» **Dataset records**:
[Start of section]
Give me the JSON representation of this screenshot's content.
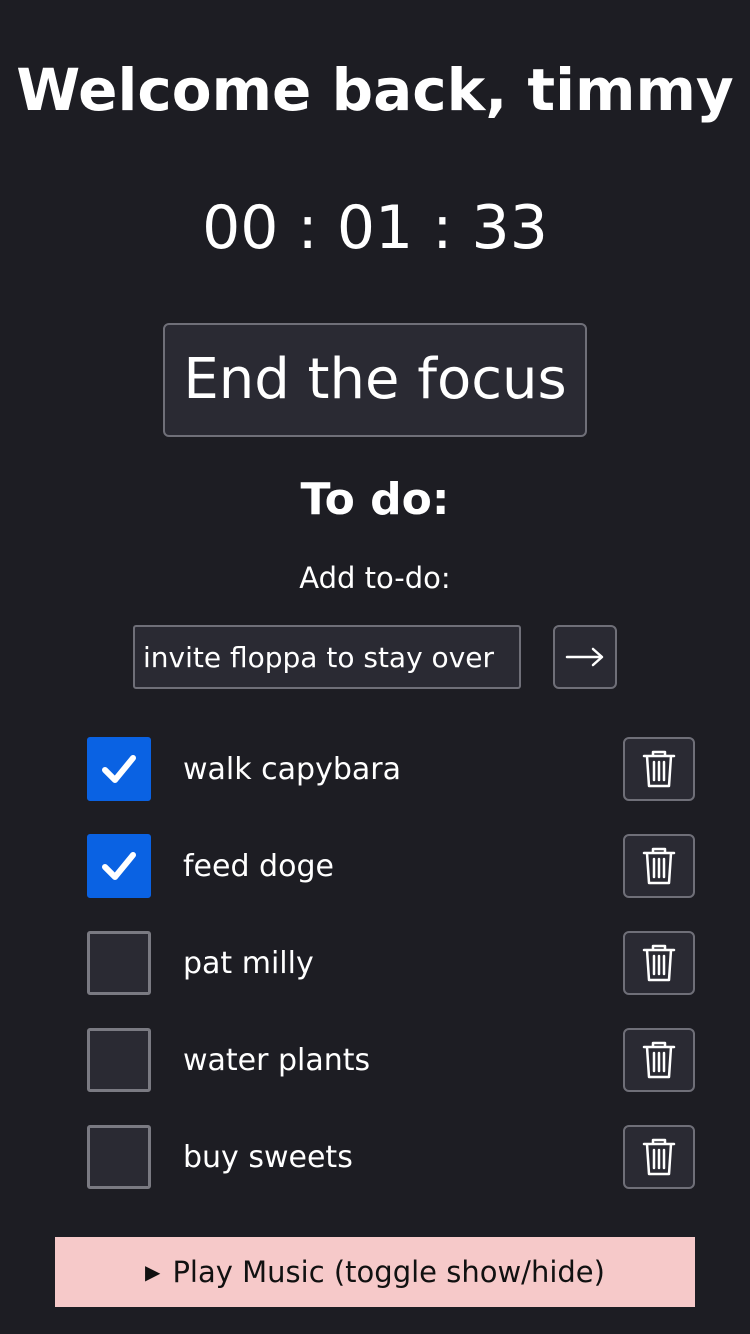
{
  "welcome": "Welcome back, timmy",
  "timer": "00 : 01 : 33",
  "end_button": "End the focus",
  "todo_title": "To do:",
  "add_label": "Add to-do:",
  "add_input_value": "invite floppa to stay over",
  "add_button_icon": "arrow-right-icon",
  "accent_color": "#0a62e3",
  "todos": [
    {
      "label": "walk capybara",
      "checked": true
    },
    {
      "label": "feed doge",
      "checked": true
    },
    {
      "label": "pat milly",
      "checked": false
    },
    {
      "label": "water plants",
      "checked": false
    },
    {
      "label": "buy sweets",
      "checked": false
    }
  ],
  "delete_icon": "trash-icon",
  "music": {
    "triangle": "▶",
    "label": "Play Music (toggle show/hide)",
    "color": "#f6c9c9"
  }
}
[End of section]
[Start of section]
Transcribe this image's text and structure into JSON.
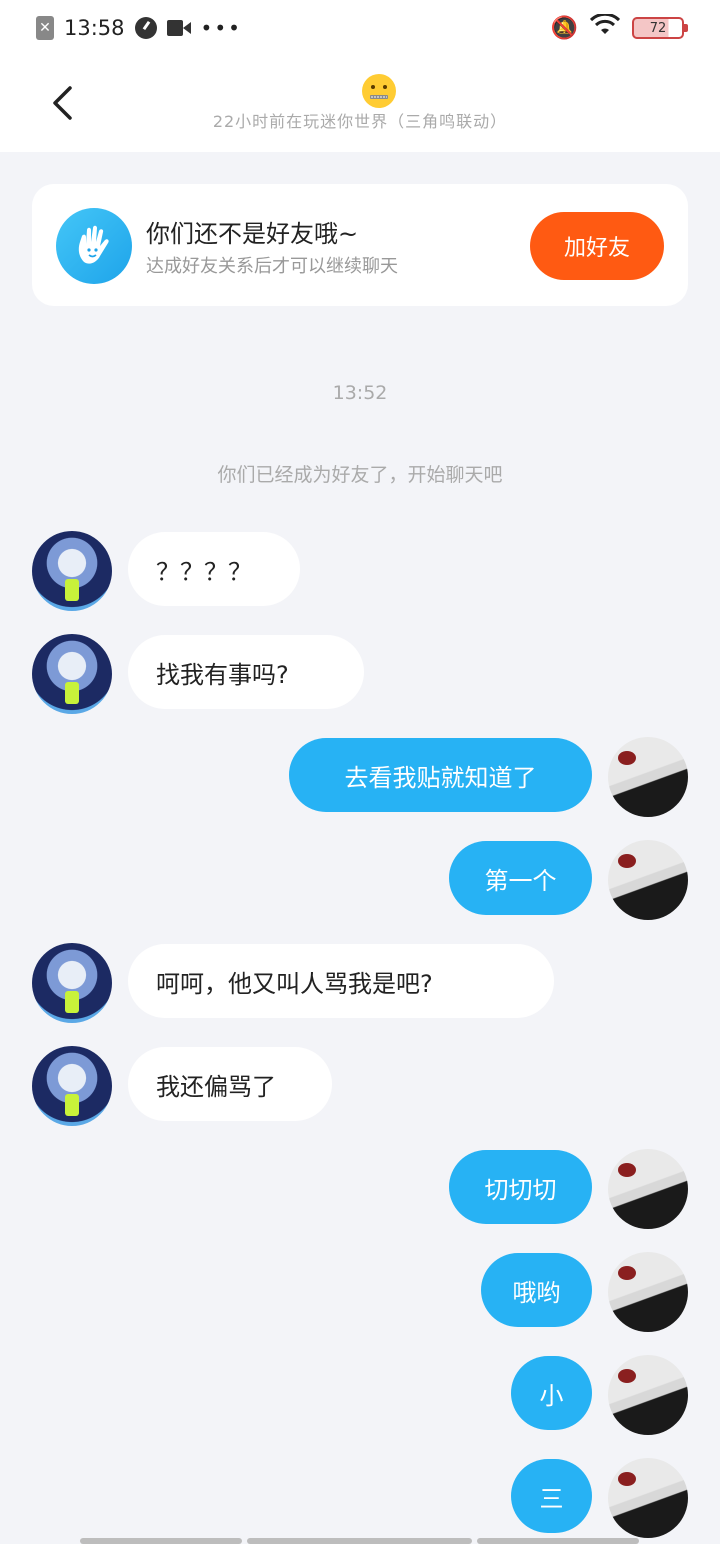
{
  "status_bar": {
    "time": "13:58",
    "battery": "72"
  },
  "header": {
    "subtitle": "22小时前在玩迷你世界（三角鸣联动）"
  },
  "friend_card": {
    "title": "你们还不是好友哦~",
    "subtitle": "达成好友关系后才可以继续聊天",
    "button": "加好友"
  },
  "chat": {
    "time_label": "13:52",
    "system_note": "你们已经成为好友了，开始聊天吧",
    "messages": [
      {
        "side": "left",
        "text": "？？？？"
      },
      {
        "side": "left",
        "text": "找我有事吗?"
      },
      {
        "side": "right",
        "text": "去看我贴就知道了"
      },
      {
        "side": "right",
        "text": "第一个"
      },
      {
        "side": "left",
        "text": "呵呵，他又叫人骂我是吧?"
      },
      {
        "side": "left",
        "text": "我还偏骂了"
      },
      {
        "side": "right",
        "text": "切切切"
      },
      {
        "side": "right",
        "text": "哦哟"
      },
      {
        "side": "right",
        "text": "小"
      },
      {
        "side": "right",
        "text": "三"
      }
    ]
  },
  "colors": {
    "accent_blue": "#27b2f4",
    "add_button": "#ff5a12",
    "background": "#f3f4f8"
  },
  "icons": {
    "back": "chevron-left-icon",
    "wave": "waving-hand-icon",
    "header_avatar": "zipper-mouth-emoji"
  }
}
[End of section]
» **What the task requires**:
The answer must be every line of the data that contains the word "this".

» **Answer below**:
Give me the JSON representation of this screenshot's content.
Transcribe this image's text and structure into JSON.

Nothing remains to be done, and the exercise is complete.